[Stored items from a collection]
=== Begin Enclosure ===

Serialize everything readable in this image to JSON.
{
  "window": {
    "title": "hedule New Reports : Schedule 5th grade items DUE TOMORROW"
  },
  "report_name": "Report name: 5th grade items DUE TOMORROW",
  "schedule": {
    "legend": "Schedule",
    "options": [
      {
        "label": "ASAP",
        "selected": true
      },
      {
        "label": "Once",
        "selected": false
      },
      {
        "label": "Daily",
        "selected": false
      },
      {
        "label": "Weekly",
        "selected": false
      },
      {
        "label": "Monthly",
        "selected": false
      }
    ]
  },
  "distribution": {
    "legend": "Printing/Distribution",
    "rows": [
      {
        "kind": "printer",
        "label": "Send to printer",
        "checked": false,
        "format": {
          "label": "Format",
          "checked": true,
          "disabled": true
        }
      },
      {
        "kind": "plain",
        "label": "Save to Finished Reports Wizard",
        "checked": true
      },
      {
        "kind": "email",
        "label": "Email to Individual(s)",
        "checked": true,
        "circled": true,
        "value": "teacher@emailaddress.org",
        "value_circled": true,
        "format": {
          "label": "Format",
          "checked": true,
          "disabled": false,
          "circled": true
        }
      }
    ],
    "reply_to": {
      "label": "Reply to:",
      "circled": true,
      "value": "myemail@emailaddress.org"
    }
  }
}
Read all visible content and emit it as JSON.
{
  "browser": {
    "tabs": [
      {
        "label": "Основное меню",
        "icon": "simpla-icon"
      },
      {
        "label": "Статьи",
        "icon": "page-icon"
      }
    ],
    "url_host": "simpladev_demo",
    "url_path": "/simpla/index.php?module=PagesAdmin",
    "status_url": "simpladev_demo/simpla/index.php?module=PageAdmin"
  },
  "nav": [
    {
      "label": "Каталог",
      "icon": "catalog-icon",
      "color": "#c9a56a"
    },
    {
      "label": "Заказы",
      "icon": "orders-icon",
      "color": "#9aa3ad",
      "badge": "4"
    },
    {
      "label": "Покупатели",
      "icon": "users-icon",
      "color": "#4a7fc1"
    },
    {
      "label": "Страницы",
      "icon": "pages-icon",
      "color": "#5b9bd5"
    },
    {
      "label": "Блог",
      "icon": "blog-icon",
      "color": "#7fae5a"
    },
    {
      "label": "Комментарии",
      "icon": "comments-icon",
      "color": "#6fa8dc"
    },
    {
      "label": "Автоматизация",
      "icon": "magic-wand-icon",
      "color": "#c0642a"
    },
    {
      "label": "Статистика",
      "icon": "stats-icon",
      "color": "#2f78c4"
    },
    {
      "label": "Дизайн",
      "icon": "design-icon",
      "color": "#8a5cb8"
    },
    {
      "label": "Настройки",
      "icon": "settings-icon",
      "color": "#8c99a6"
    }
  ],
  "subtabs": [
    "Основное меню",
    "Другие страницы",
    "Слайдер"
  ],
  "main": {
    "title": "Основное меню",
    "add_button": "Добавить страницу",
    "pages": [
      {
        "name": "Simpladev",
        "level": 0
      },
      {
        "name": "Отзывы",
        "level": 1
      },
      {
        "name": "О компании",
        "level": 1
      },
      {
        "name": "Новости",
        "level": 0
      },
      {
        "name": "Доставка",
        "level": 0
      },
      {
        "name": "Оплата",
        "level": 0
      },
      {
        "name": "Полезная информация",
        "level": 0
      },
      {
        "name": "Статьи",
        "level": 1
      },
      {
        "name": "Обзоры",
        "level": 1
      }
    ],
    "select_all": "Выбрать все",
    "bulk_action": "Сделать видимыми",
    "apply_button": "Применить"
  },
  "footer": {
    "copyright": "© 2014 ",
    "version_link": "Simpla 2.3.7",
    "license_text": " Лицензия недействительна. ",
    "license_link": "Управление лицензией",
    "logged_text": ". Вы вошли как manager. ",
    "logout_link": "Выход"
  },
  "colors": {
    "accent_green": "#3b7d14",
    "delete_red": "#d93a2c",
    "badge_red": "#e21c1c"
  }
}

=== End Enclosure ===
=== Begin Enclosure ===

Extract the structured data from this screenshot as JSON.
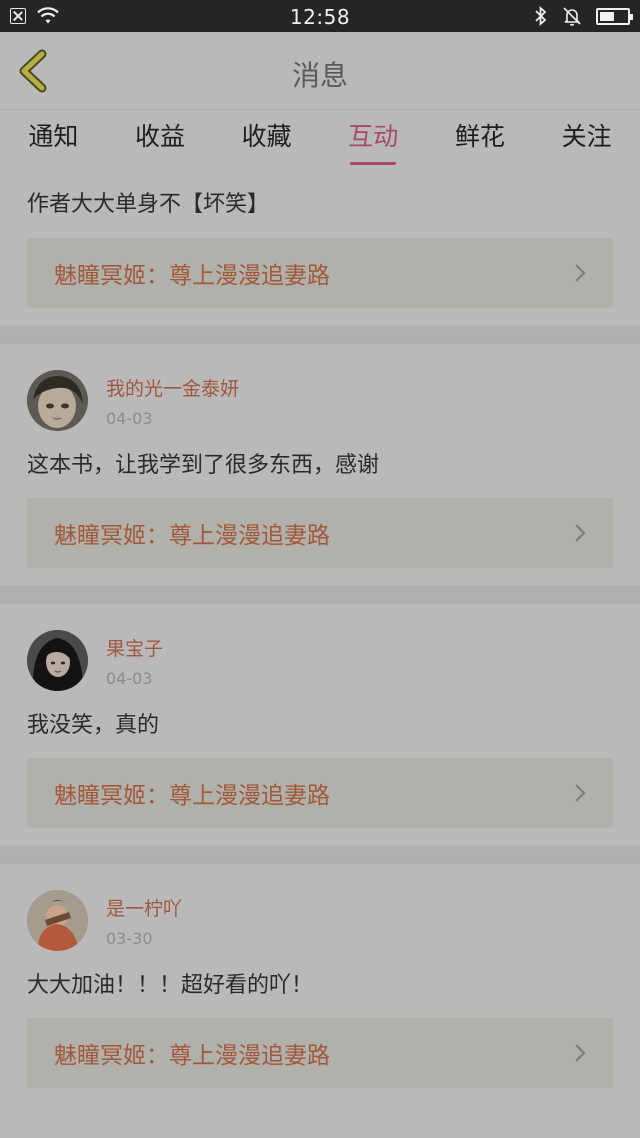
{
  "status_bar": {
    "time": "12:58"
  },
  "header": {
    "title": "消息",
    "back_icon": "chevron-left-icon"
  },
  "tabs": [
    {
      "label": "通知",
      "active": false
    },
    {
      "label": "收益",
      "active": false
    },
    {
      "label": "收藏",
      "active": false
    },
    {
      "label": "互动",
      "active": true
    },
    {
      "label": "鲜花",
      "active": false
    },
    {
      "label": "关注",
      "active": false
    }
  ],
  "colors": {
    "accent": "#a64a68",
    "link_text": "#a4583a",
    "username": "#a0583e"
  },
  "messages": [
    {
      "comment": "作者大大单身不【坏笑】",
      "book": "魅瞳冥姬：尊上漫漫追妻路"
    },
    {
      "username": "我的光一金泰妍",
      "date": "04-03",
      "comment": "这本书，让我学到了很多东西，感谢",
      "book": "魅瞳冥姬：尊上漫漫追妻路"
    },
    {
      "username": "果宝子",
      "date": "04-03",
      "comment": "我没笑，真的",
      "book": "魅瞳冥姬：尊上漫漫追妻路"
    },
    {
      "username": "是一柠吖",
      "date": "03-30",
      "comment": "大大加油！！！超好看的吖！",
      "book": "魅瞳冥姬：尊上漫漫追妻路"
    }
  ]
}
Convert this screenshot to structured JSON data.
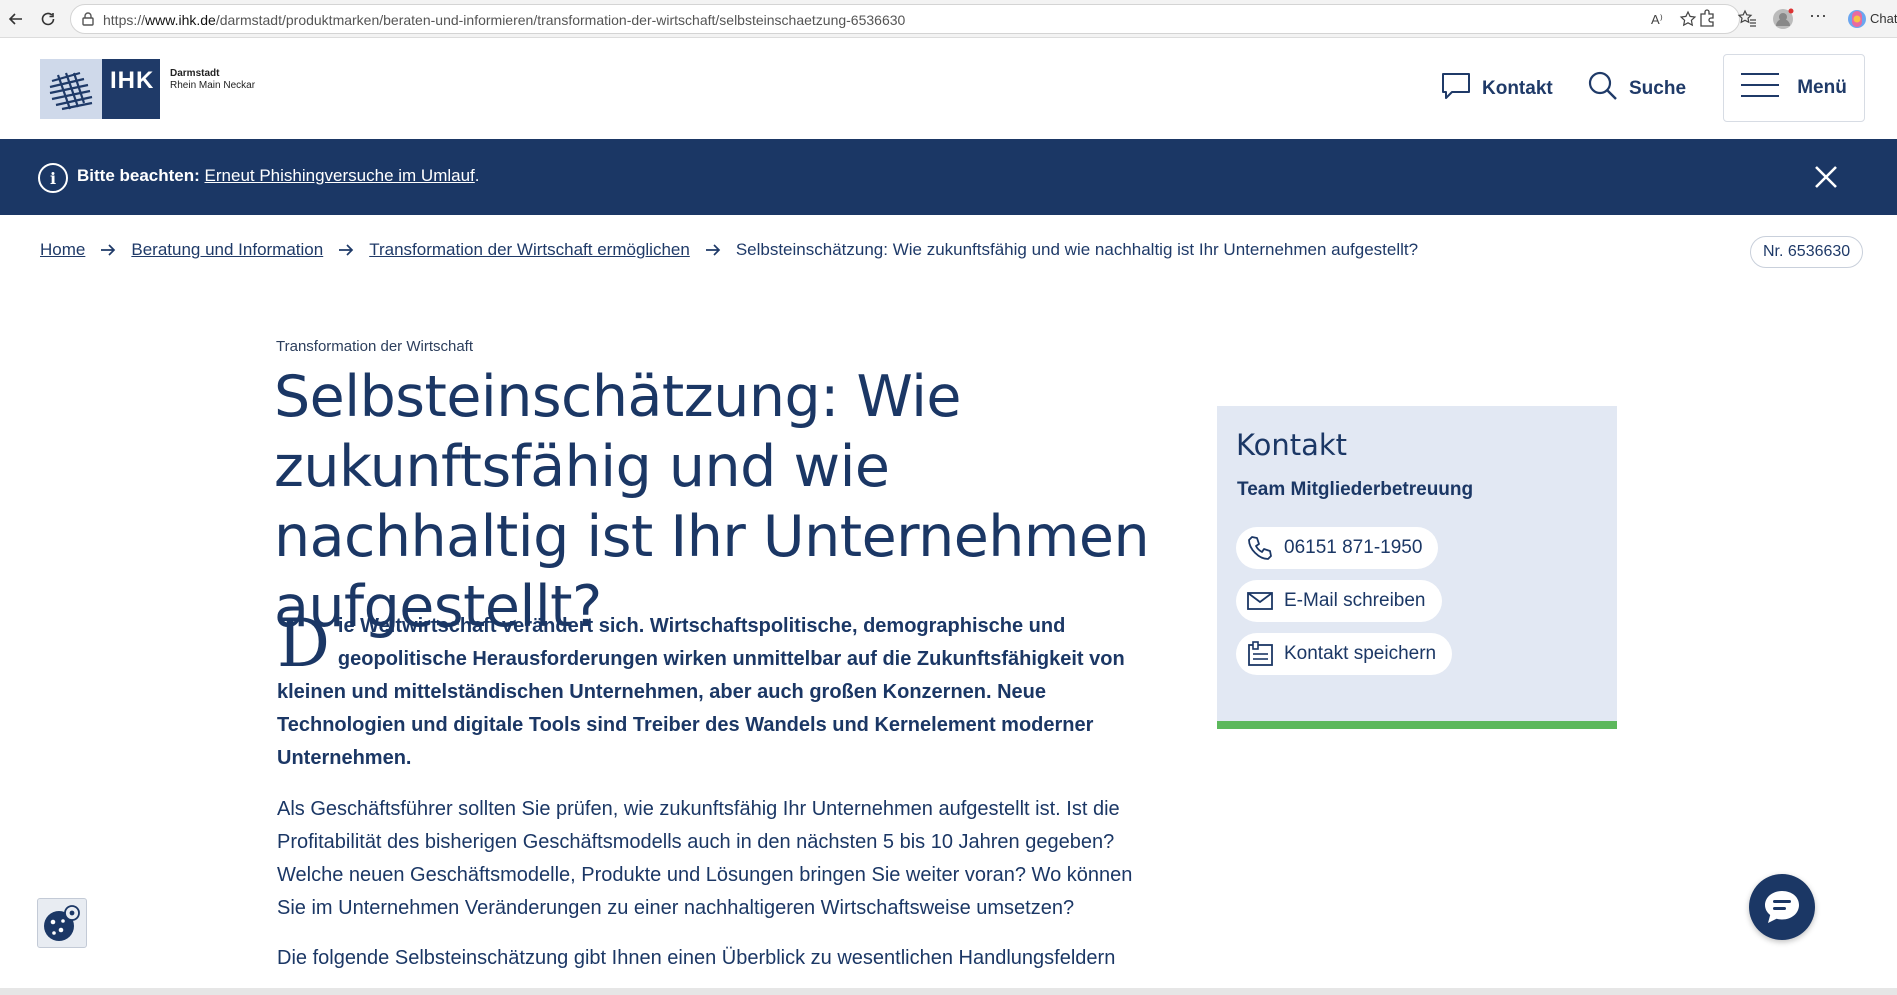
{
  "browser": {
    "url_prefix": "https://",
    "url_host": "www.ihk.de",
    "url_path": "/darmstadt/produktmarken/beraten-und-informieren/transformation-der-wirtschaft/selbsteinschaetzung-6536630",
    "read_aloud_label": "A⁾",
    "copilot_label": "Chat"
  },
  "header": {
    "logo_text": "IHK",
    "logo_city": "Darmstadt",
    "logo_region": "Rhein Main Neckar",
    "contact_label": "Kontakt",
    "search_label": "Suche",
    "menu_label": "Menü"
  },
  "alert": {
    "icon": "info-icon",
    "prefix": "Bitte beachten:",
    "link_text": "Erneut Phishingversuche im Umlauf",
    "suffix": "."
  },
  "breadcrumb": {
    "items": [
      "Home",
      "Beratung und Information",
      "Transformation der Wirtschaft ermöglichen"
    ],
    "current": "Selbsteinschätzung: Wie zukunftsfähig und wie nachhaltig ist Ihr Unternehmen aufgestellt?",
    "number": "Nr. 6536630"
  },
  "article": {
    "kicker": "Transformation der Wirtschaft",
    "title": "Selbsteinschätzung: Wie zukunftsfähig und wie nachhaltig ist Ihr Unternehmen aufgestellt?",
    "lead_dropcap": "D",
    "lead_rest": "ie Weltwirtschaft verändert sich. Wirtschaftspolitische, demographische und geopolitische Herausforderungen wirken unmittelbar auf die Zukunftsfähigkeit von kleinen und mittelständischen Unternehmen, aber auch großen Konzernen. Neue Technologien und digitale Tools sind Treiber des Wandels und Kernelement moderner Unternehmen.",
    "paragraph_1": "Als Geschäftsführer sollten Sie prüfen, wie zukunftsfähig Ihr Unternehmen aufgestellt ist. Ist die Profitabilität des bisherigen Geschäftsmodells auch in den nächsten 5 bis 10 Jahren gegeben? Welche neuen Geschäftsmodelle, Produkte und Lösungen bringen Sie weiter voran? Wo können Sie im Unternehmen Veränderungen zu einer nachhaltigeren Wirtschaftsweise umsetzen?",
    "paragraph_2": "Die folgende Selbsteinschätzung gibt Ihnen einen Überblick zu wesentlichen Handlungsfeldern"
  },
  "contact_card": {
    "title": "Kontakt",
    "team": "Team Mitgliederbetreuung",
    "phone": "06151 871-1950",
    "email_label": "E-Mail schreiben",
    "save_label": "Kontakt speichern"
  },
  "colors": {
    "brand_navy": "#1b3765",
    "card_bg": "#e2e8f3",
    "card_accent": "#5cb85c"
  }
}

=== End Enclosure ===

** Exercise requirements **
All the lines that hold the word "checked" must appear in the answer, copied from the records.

** Written answer **
        "checked": false,
          "checked": true,
        "checked": true
        "checked": true,
          "checked": true,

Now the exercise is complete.